And we have a buying power of over $1 trillion. If Latinos in the U.S. were a country we would be the 14th largest economy in the world. There are 2.5 million businesses that are Latino-owned or Hispanic-owned, whichever word you'd like to use. So we are a very important part of this country and we contribute very much to the economy, to, you know, culturally in so many different ways.

BILL MOYERS: But something significant happened in 2010. I understand 9/11 changing the tone and the conversation. But what happened that moved the Republicans and the conservatives further to the margins?

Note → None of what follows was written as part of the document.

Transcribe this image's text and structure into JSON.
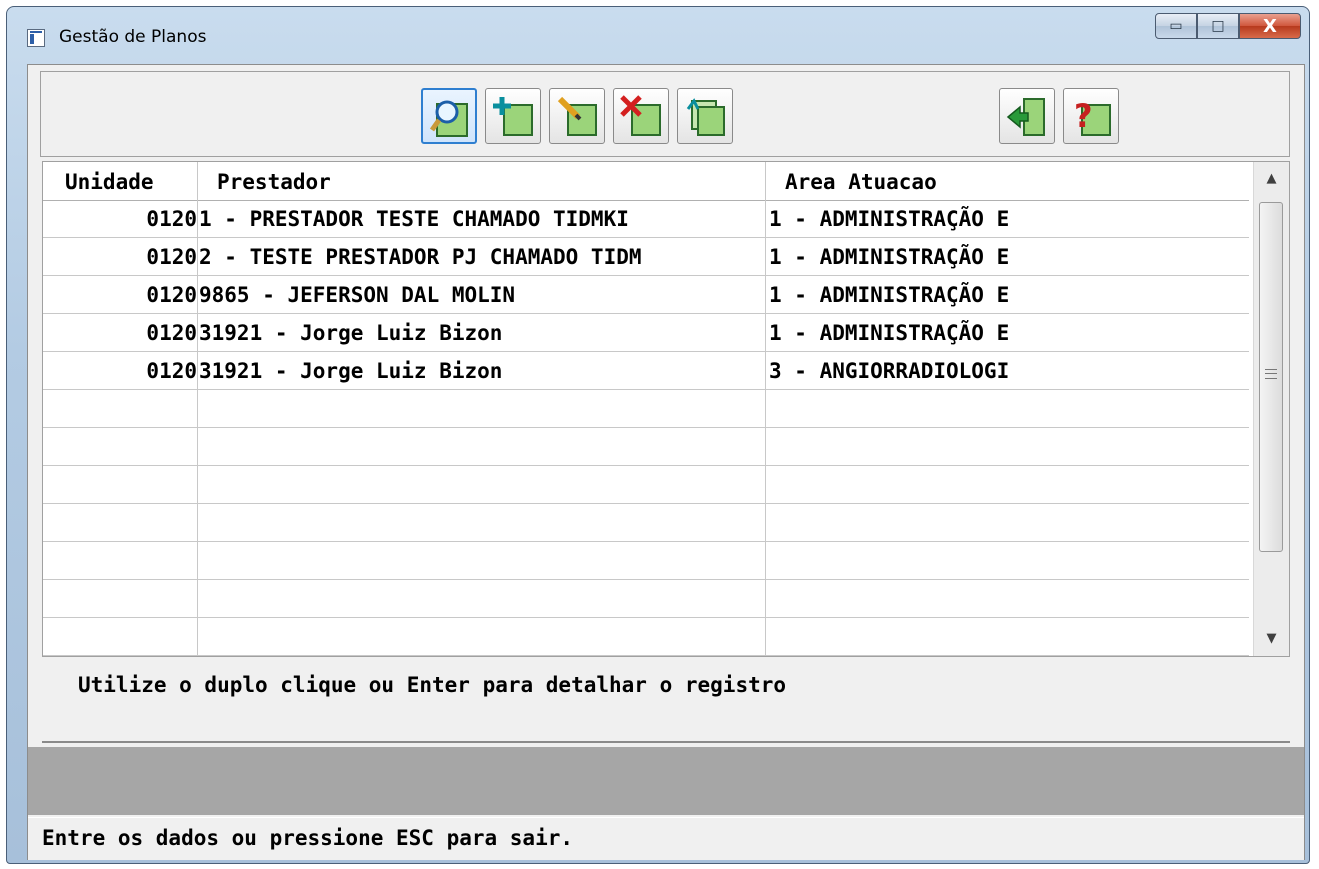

JORGE RAMOS: I think it was Arizona. It was Arizona. It was the realization that we were not going to get immigration reform and therefore the states thought that they needed to take action by themselves.

JAN BREWER: Senate Bill 1070 absolutely mirrors federal law, and we are being invaded by illegal immigration in the state of Arizona.

JORGE RAMOS: And then we had Joe Arpaio—

BILL MOYERS: The sheriff in Mariposa County?

JORGE RAMOS: Uh-huh, and then we have—

MARÍA ELENA SALINAS: And we have some--

JORGE RAMOS: --Governor Jan Brewer.

MARÍA ELENA SALINAS: --some very conservative-- radio talk show hosts that have so much influence that they also changed the conversation and change the tone.

JORGE RAMOS: Yes, there's a possibility for the Republican Party to reach Latinos as you mentioned because of the values. They feel very close to the Republican Party because of certain values. But somehow the Republicans had a wonderful opportunity in these years, 2012 and they blew it because they had a president who didn't keep his promise on immigration. A president who has deported more immigrants than any other president in the history of the United States, 1.5 million in the--

BILL MOYERS: Obama has deported that many?

JORGE RAMOS: Exactly. So and then Republicans instead of taking this and taking advantage of the situation and saying, "You know, we're going to be the pro-immigrant party, we're going to try to legalize 11 million or do something about it," instead of doing that they're talking about…

MARÍA ELENA SALINAS: Self-deportation.

JORGE RAMOS: --Arizona being the model, self-deportation, rejecting the DREAM Act and—

BILL MOYERS: What does it mean, self-deportation?

JORGE RAMOS: Make life impossible--

BILL MOYERS: How so?

MARÍA ELENA SALINAS: It's like they're doing in Arizona. They make life so difficult for you. You can't find a job, you can't. If possible you can't get housing. Your children as they go to school will have their background checked and you will just go back because you can't live here, you can't get a job, you can't live, you feel all this pressure. I think that's what he means by self deport.

JORGE RAMOS: Arizona being the model, self-deportation, rejecting the Dream Act and now you see the latest Latino decisions poll, 73 percent support President Barack Obama and only 21 percent support Mitt Romney. And if there's a magic number it's 33 percent.